Association between vision impairment and cognitive decline in older adults with stroke: Health and Retirement Study

Research output: Contribution to journalArticlepeer-review

Abstract

Stroke survivors may experience multiple residual symptoms post-stroke, including vision impairment (VI) and cognitive decline. Prior studies have shown that VI is associated with cognitive decline, but have not evaluated the contribution of VI to post-stroke cognitive changes. We used data from four waves (2010–2016) of the Health and Retirement Study to investigate the cognitive trajectories of stroke survivors with and without VI. Vision (excellent–very good[ref], good, fair–poor) and stroke diagnosis were self-reported. Cognition was defined using the Telephone Interview for Cognitive Status. Regression was used to model the association between vision and change in cognitive function, adjusting for confounders. The final sample included 1,439 stroke survivors and the average follow-up time was 4.1 years. Fair–poor overall (B = −1.30, p < 0.01), near (B = −1.53, p < 0.001), and distance (B = −1.27, p < 0.001) vision were associated with significantly lower baseline cognitive function. VI was not associated with the rate of cognitive decline. Future research should determine whether specific types of VI potentiate the risk of cognitive impairment and dementia in stroke survivors.

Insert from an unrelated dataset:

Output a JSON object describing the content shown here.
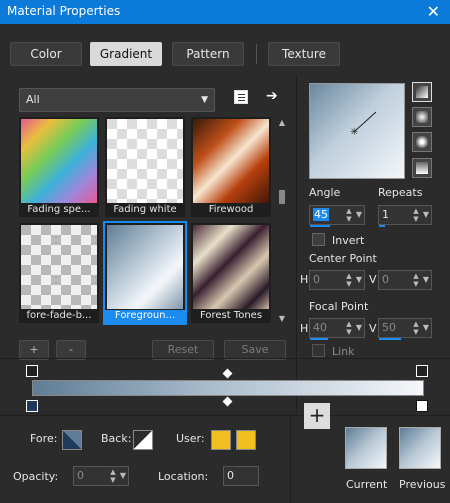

Original languageEnglish (US)
JournalAging Clinical and Experimental Research
DOIs
StateAccepted/In press - 2021

Keywords

  • Aging
  • Cognitive impairment
  • Stroke
  • Vision impairment

ASJC Scopus subject areas

  • Aging
  • Geriatrics and Gerontology

Fingerprint Dive into the research topics of 'Association between vision impairment and cognitive decline in older adults with stroke: Health and Retirement Study'. Together they form a unique fingerprint.

Cite this